This past term, all students from both schools were successfully vaccinated against measles and rubella. Teachers and parents were involved in awareness and education programs about these diseases, which commonly occur in Zambia.

The Farm Initiative continues to contribute to the nutritional program at the schools and gives the students hands-on experiences growing crops, tending gardens and orchards, and raising livestock. Regular lessons are taught to the students by the school’s agriculturalist Happy Sakayi, emphasizing good agronomic practices, and illustrating the importance of mixed farming. At last report, Happy was planning to plant 8 lima to maize and 1 lima to beans at Chinema, and 10 lima to maize and 1 lima to beans at Samafunda (1 lima is equivalent to 0.25 ha). Both schools tend to goat herds and are currently finishing building a goat shelter at Samafunda and starting one at Chinema. The gardens the students planted this year were successfully fertilized and weeded and were thriving at last report, although water shortages continue to be a problem at both schools. You can learn more about the Farm Initiative at

Looking forward to a successful future

While we continue dialogue to facilitate the successful transition of the schools to local government support, we acknowledge that this process is likely to take some time. 

We hope we can count on your support. Your donations pay teacher salaries, support basic health care and buy the seed and inputs for the Farm Initiative that feeds the students and provides a modest return on the sale of surplus harvest.

Here is a list of a few budget items for 2017 that need your support:

  • $150/month for a teacher's salary
  • $60 for fruit trees
  • $240 for tools and pails
  • $360 for first aid kits
  • $600 for oxen and plow rental
  • $600 per year for nurse visits to the schools
  • 120 for school supplies
  • $600 for agronomist training
  • $3600 for fertilizer

You can remain up to date with what is happening at the schools by visiting Please take a moment and visit to see the impact that your donation can have on the lives of these young students. 

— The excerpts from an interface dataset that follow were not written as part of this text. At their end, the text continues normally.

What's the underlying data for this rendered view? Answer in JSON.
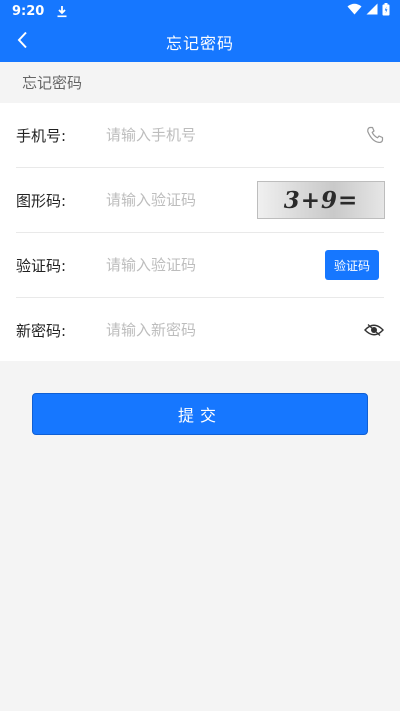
{
  "status_bar": {
    "time": "9:20",
    "icons": [
      "download-icon",
      "wifi-icon",
      "signal-icon",
      "battery-icon"
    ]
  },
  "app_bar": {
    "title": "忘记密码",
    "back_icon": "chevron-left-icon"
  },
  "section_header": "忘记密码",
  "form": {
    "phone": {
      "label": "手机号:",
      "placeholder": "请输入手机号",
      "icon": "phone-icon"
    },
    "captcha": {
      "label": "图形码:",
      "placeholder": "请输入验证码",
      "image_text": "3+9="
    },
    "sms_code": {
      "label": "验证码:",
      "placeholder": "请输入验证码",
      "button_label": "验证码"
    },
    "new_password": {
      "label": "新密码:",
      "placeholder": "请输入新密码",
      "icon": "eye-icon"
    }
  },
  "submit_label": "提交",
  "colors": {
    "primary": "#1677ff",
    "background": "#f4f4f4",
    "card": "#ffffff",
    "placeholder": "#bdbdbd"
  }
}
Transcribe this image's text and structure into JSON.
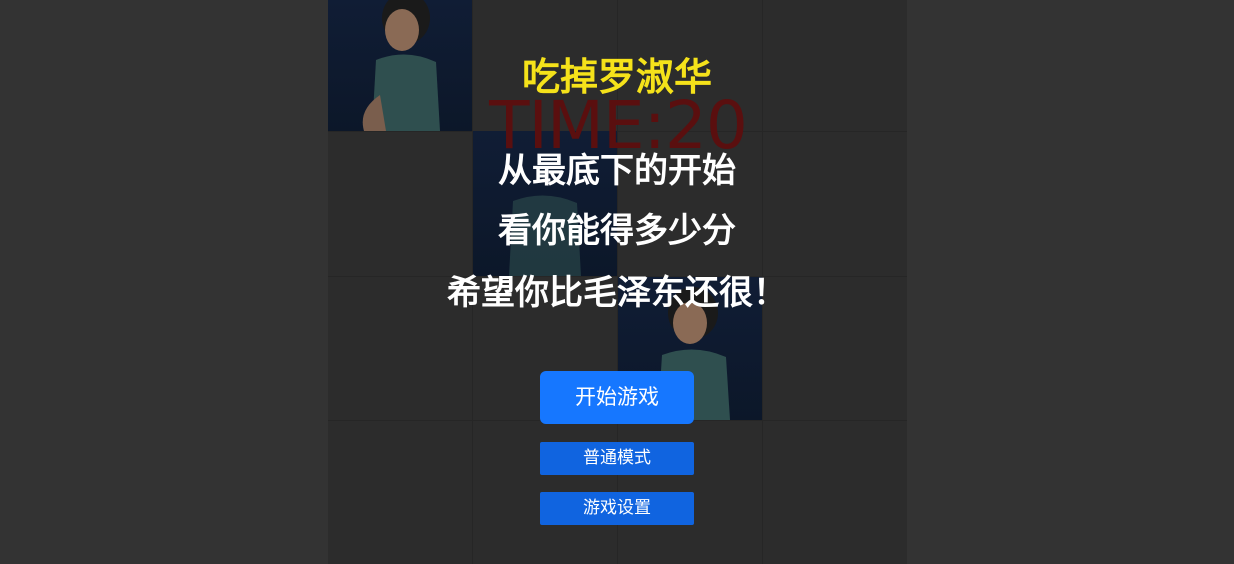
{
  "game": {
    "title": "吃掉罗淑华",
    "timer": "TIME:20",
    "instructions": {
      "line1": "从最底下的开始",
      "line2": "看你能得多少分",
      "line3": "希望你比毛泽东还很！"
    },
    "buttons": {
      "start": "开始游戏",
      "mode": "普通模式",
      "settings": "游戏设置"
    },
    "colors": {
      "background": "#333333",
      "title": "#f5e21a",
      "timer": "#5a0f0f",
      "button": "#1677ff",
      "tile": "#0f1b33"
    }
  }
}
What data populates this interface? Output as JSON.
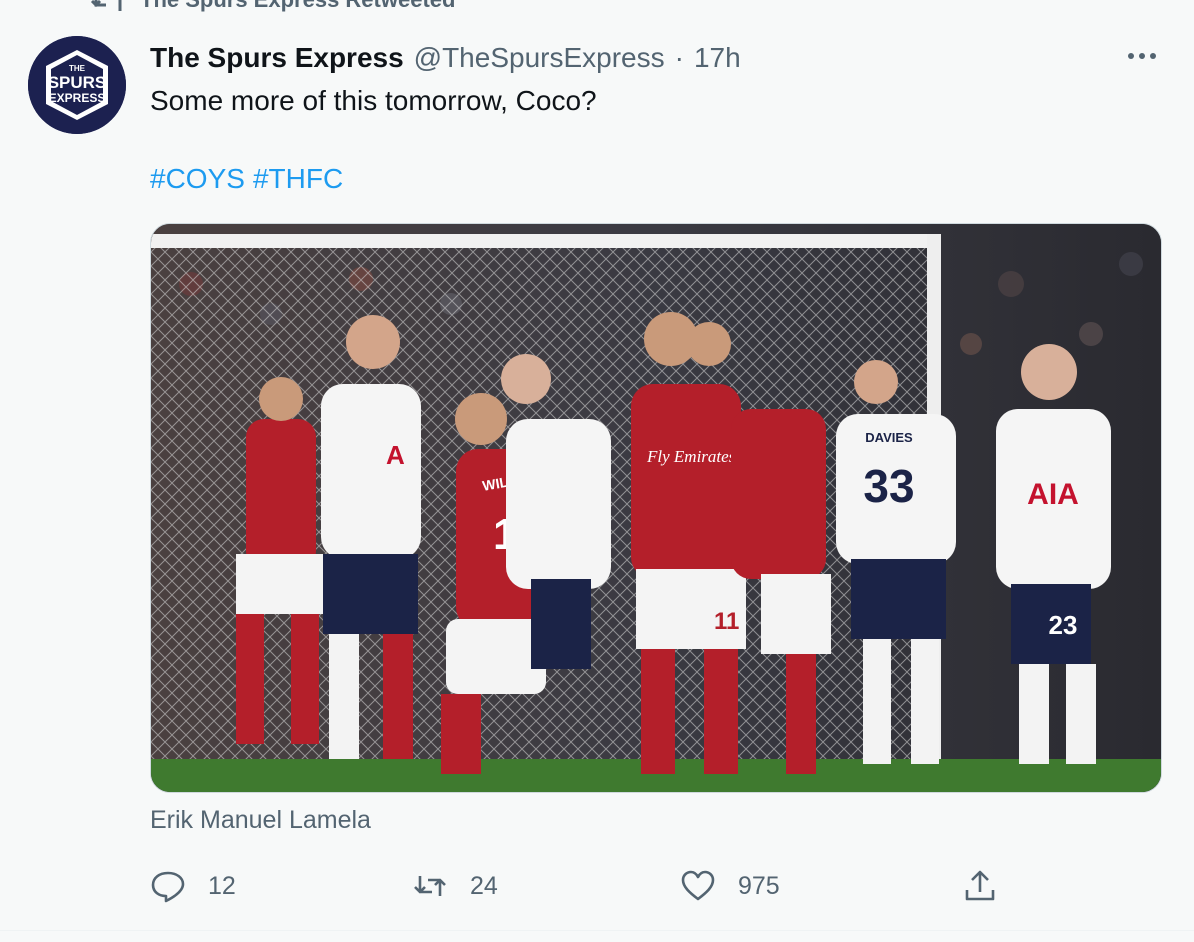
{
  "retweet": {
    "label": "The Spurs Express Retweeted"
  },
  "avatar": {
    "line1": "THE",
    "line2": "SPURS",
    "line3": "EXPRESS",
    "bg": "#1c2150"
  },
  "tweet": {
    "display_name": "The Spurs Express",
    "handle": "@TheSpursExpress",
    "separator": "·",
    "time": "17h",
    "text": "Some more of this tomorrow, Coco?",
    "hashtags": [
      "#COYS",
      "#THFC"
    ],
    "tagged_user": "Erik Manuel Lamela"
  },
  "actions": {
    "reply_count": "12",
    "retweet_count": "24",
    "like_count": "975"
  },
  "photo": {
    "shirt_text": "Fly Emirates",
    "sponsor": "AIA",
    "names": [
      "WILSHERE",
      "DAVIES"
    ],
    "numbers": [
      "10",
      "33",
      "23",
      "11"
    ]
  },
  "colors": {
    "accent": "#1d9bf0",
    "secondary_text": "#536471",
    "primary_text": "#0f1419",
    "background": "#f7f9f9"
  }
}
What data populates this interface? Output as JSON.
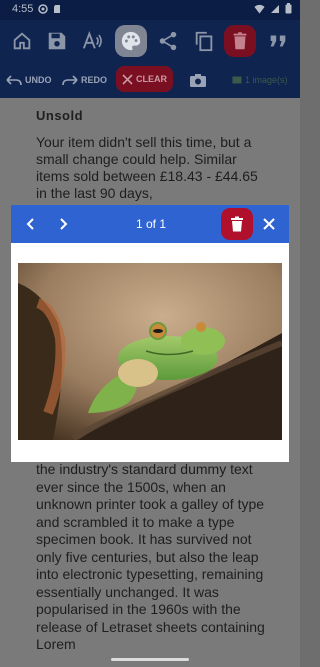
{
  "status_bar": {
    "time": "4:55"
  },
  "toolbar": {
    "icons": [
      "home-icon",
      "save-icon",
      "text-to-speech-icon",
      "palette-icon",
      "share-icon",
      "copy-icon",
      "delete-icon",
      "quote-icon"
    ],
    "undo_label": "UNDO",
    "redo_label": "REDO",
    "clear_label": "CLEAR",
    "images_label": "1 image(s)"
  },
  "note": {
    "heading": "Unsold",
    "paragraph_top": "Your item didn't sell this time, but a small change could help. Similar items sold between £18.43 - £44.65 in the last 90 days,",
    "paragraph_bottom": "the industry's standard dummy text ever since the 1500s, when an unknown printer took a galley of type and scrambled it to make a type specimen book. It has survived not only five centuries, but also the leap into electronic typesetting, remaining essentially unchanged. It was popularised in the 1960s with the release of Letraset sheets containing Lorem"
  },
  "image_viewer": {
    "pager": "1 of 1",
    "image_alt": "green tree frog on a branch"
  },
  "colors": {
    "toolbar": "#0f2550",
    "dialog_bar": "#2f63d1",
    "delete": "#b0102b"
  }
}
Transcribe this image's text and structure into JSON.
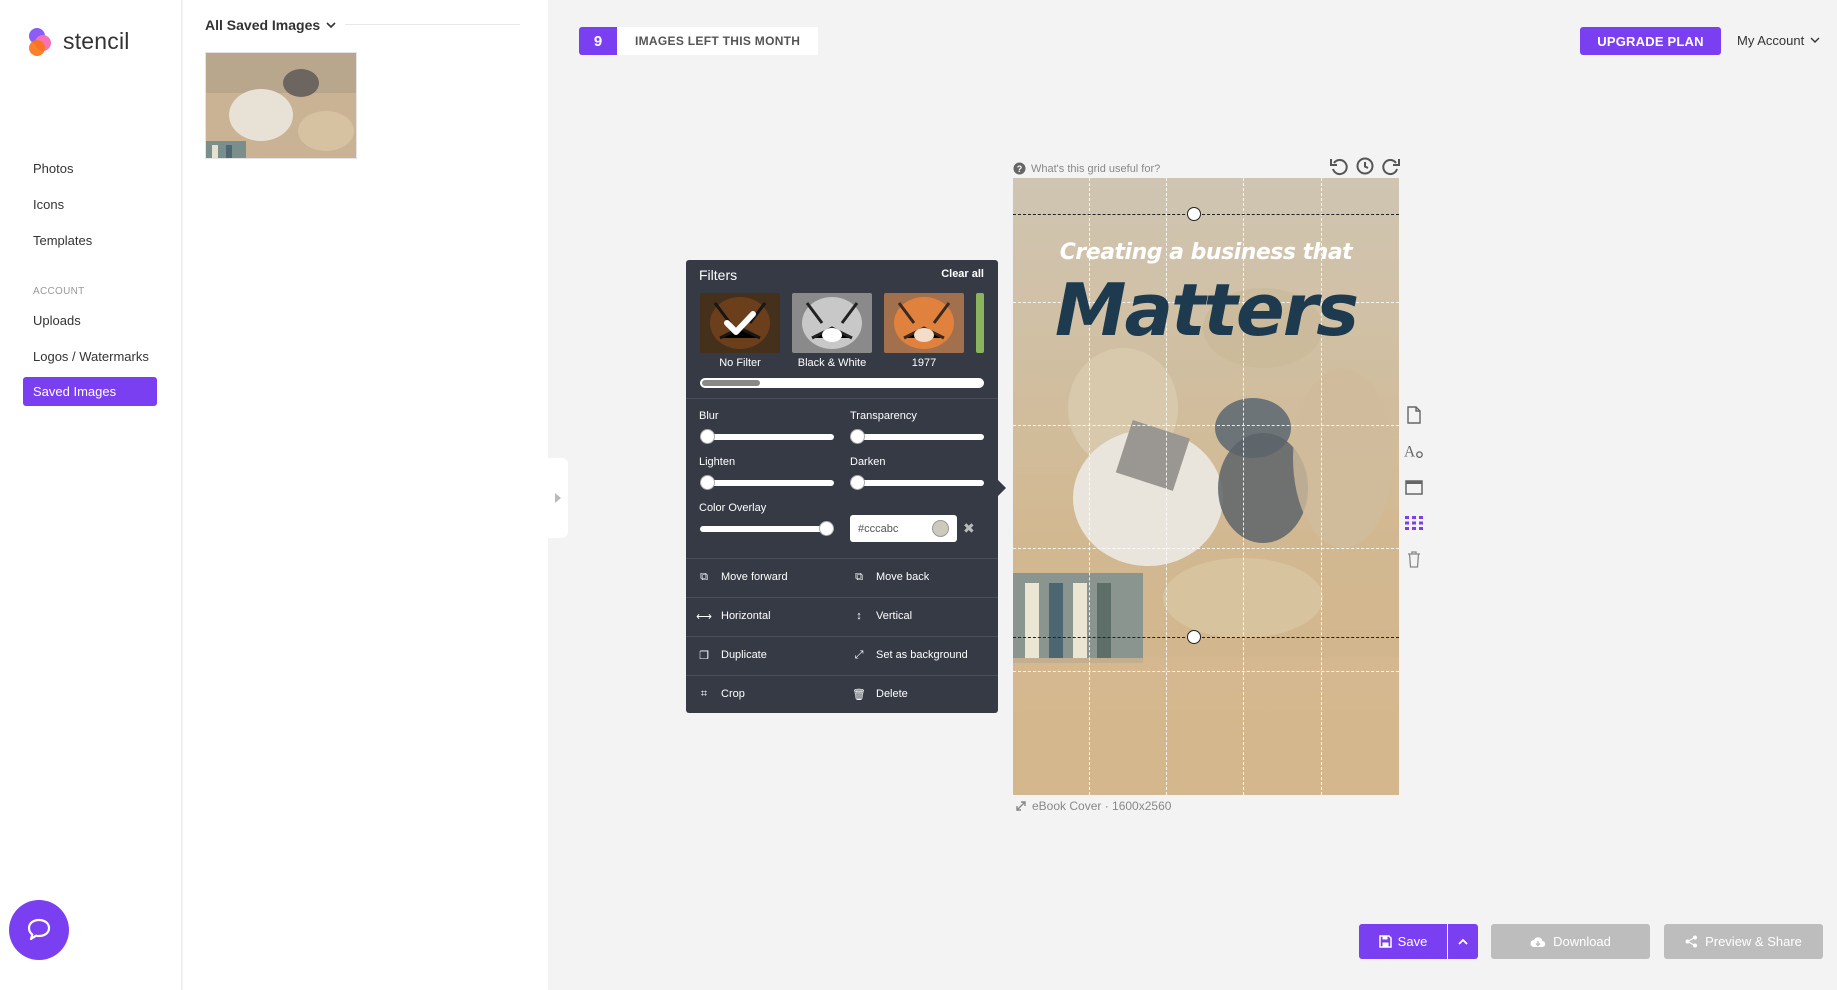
{
  "app": {
    "name": "stencil"
  },
  "nav": {
    "items": [
      {
        "label": "Photos"
      },
      {
        "label": "Icons"
      },
      {
        "label": "Templates"
      }
    ],
    "section_label": "ACCOUNT",
    "account_items": [
      {
        "label": "Uploads"
      },
      {
        "label": "Logos / Watermarks"
      },
      {
        "label": "Saved Images",
        "active": true
      }
    ]
  },
  "saved_panel": {
    "title": "All Saved Images"
  },
  "topbar": {
    "quota_count": "9",
    "quota_label": "IMAGES LEFT THIS MONTH",
    "upgrade_label": "UPGRADE PLAN",
    "account_label": "My Account"
  },
  "canvas": {
    "grid_help": "What's this grid useful for?",
    "headline_small": "Creating a business that",
    "headline_large": "Matters",
    "meta": "eBook Cover · 1600x2560"
  },
  "filters": {
    "title": "Filters",
    "clear_label": "Clear all",
    "swatches": [
      {
        "label": "No Filter",
        "selected": true
      },
      {
        "label": "Black & White"
      },
      {
        "label": "1977"
      }
    ],
    "sliders": {
      "blur": {
        "label": "Blur",
        "value": 0
      },
      "transparency": {
        "label": "Transparency",
        "value": 0
      },
      "lighten": {
        "label": "Lighten",
        "value": 0
      },
      "darken": {
        "label": "Darken",
        "value": 0
      },
      "color_overlay": {
        "label": "Color Overlay",
        "value": 1
      }
    },
    "overlay_color": "#cccabc",
    "actions": {
      "move_forward": "Move forward",
      "move_back": "Move back",
      "horizontal": "Horizontal",
      "vertical": "Vertical",
      "duplicate": "Duplicate",
      "set_background": "Set as background",
      "crop": "Crop",
      "delete": "Delete"
    }
  },
  "bottom": {
    "save_label": "Save",
    "download_label": "Download",
    "share_label": "Preview & Share"
  },
  "colors": {
    "accent": "#7b3ff2",
    "panel": "#353a45",
    "disabled": "#bdbdbd"
  }
}
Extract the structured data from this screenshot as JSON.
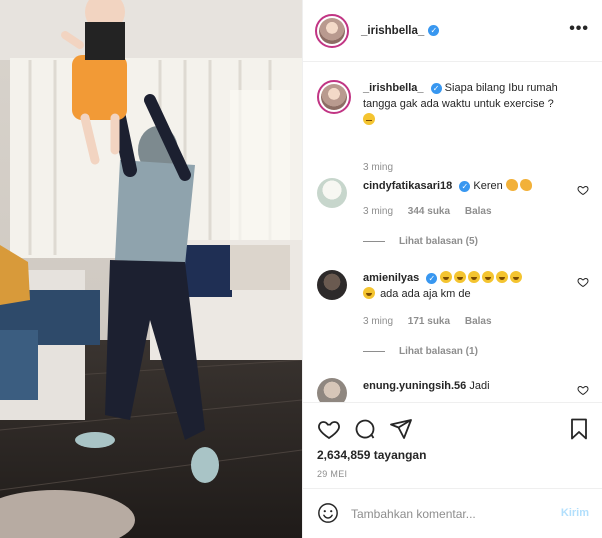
{
  "post": {
    "username": "_irishbella_",
    "more_icon": "more-horizontal-icon",
    "caption": {
      "username": "_irishbella_",
      "text": "Siapa bilang Ibu rumah tangga gak ada waktu untuk exercise ?",
      "time": "3 ming"
    }
  },
  "comments": [
    {
      "username": "cindyfatikasari18",
      "text": "Keren",
      "time": "3 ming",
      "likes": "344 suka",
      "reply_label": "Balas",
      "view_replies": "Lihat balasan (5)"
    },
    {
      "username": "amienilyas",
      "text": "ada ada aja km de",
      "time": "3 ming",
      "likes": "171 suka",
      "reply_label": "Balas",
      "view_replies": "Lihat balasan (1)"
    },
    {
      "username": "enung.yuningsih.56",
      "text": "Jadi"
    }
  ],
  "stats": {
    "views": "2,634,859 tayangan",
    "date": "29 MEI"
  },
  "add_comment": {
    "placeholder": "Tambahkan komentar...",
    "post_label": "Kirim"
  },
  "colors": {
    "verified": "#3897f0",
    "post_button_disabled": "#b2dffc",
    "muted_text": "#8e8e8e",
    "story_ring": "#c13584"
  }
}
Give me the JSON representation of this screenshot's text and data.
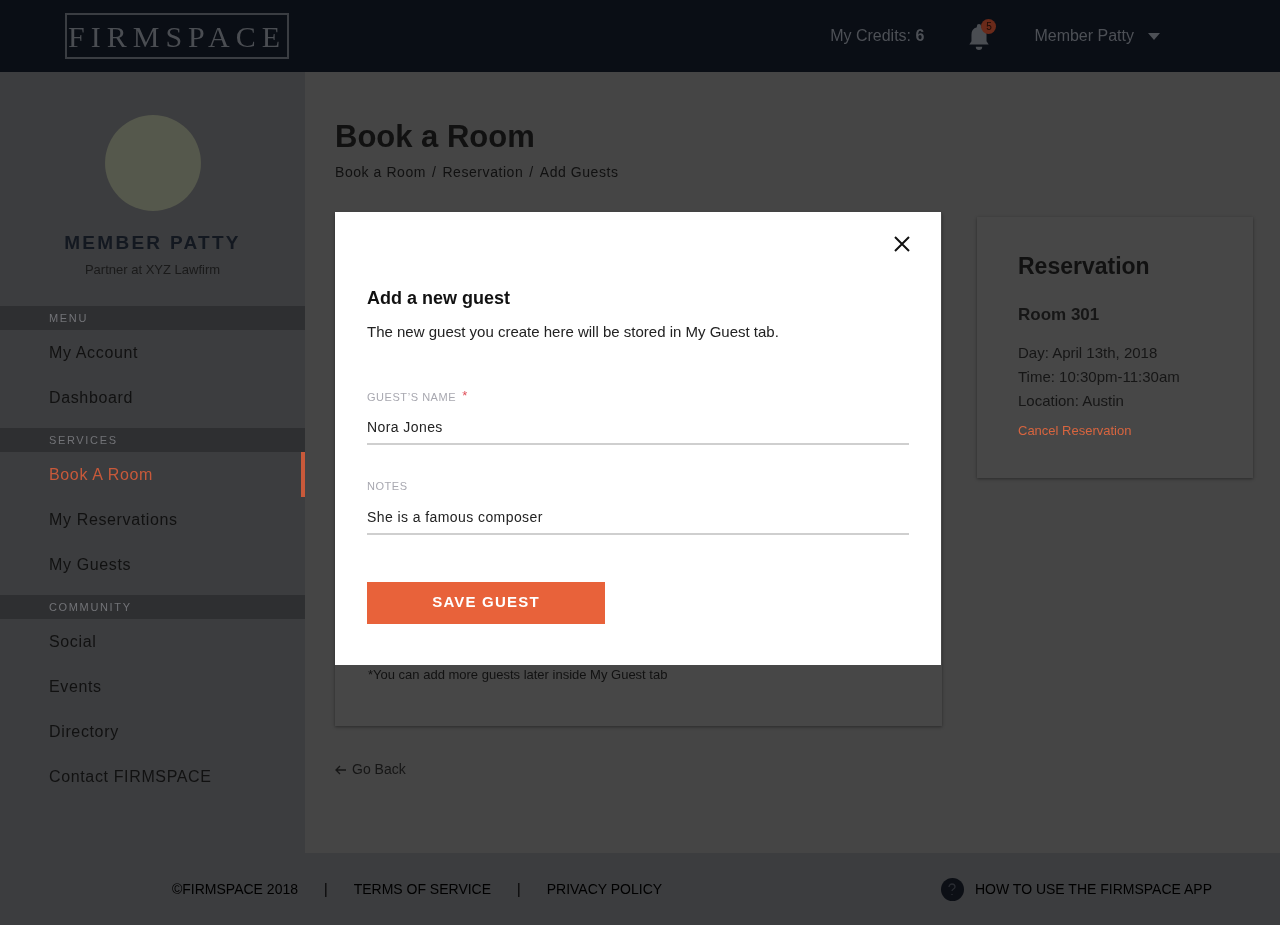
{
  "header": {
    "logo": "FIRMSPACE",
    "credits": "My Credits: **6**",
    "notifications_badge": "5",
    "user_menu": "Member Patty"
  },
  "profile": {
    "name": "MEMBER PATTY",
    "subtitle": "Partner at XYZ Lawfirm"
  },
  "sidebar": {
    "sections": [
      {
        "heading": "MENU",
        "items": [
          {
            "label": "My Account",
            "selected": false
          },
          {
            "label": "Dashboard",
            "selected": false
          }
        ]
      },
      {
        "heading": "SERVICES",
        "items": [
          {
            "label": "Book A Room",
            "selected": true
          },
          {
            "label": "My Reservations",
            "selected": false
          },
          {
            "label": "My Guests",
            "selected": false
          }
        ]
      },
      {
        "heading": "COMMUNITY",
        "items": [
          {
            "label": "Social",
            "selected": false
          },
          {
            "label": "Events",
            "selected": false
          },
          {
            "label": "Directory",
            "selected": false
          },
          {
            "label": "Contact FIRMSPACE",
            "selected": false
          }
        ]
      }
    ]
  },
  "page": {
    "title": "Book a Room",
    "breadcrumb": [
      {
        "kind": "link",
        "text": "Book a Room"
      },
      {
        "kind": "separator",
        "text": "/"
      },
      {
        "kind": "link",
        "text": "Reservation"
      },
      {
        "kind": "separator",
        "text": "/"
      },
      {
        "kind": "link",
        "text": "Add Guests"
      }
    ],
    "note": "*You can add more guests later inside My Guest tab",
    "go_back": "Go Back"
  },
  "reservation": {
    "title": "Reservation",
    "room": "Room 301",
    "lines": [
      "Day: April 13th, 2018",
      "Time: 10:30pm-11:30am",
      "Location: Austin"
    ],
    "cancel": "Cancel Reservation"
  },
  "modal": {
    "title": "Add a new guest",
    "description": "The new guest you create here will be stored in My Guest tab.",
    "fields": [
      {
        "label": "GUEST’S NAME",
        "required_marker": "*",
        "value": "Nora Jones"
      },
      {
        "label": "NOTES",
        "value": "She is a famous composer"
      }
    ],
    "button": "SAVE GUEST"
  },
  "footer": {
    "links": [
      {
        "kind": "text",
        "text": "©FIRMSPACE 2018"
      },
      {
        "kind": "separator",
        "text": "|"
      },
      {
        "kind": "link",
        "text": "TERMS OF SERVICE"
      },
      {
        "kind": "separator",
        "text": "|"
      },
      {
        "kind": "link",
        "text": "PRIVACY POLICY"
      }
    ],
    "help": "HOW TO USE THE FIRMSPACE APP"
  }
}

While we are aware there are many causes that are worthy of your donations, we hope that you will consider supporting the Manyinga Orphan and Vulnerable Children School Project.

To donate today, please follow the instructions here:

All of us on the Working Committee wish you a very Merry Christmas and peace and joy this holiday season. Thank you again for your continued support.

Seasons Greetings from,

Allan & Myrna Ronald, Art Enns, Cam Dahl, David Bossman, Dorothy Murrell, Erin Armstrong, Jereleen Brydon, Jim Smolik, Karen Green, Len & Carol Penner, Marian Ronald,  Jo Anne Relf-Eckstein, Robynne Anderson, Jody Dundas, Jennifer Karton and Wendy Thiessen

Donor Spotlight

The Manyinga Working Group is very grateful for our community of supporters through the years. For the second year, Manitoba farmer and Manyinga Committee member Art Enns has donated the proceeds from a field of oats to the Manyinga project. His generosity will once again help the vulnerable children of Manyinga learn the agriculture skills they need to go forward into a self-reliant and prosperous future. 

Dinner, Drinks and Development 

On April 14, an evening in support of the Manyinga Project was held at the Winter Club in Winnipeg, Manitoba. 

Over 125 people attended this wonderful event, and thanks to their generosity more than $30,000 was raised to support the two schools. These extra funds will allow us to consider new capital projects such as new boreholes to ensure fresh water supply for the schools. However, we continue to rely on the generosity of our donors to support the schools going forward.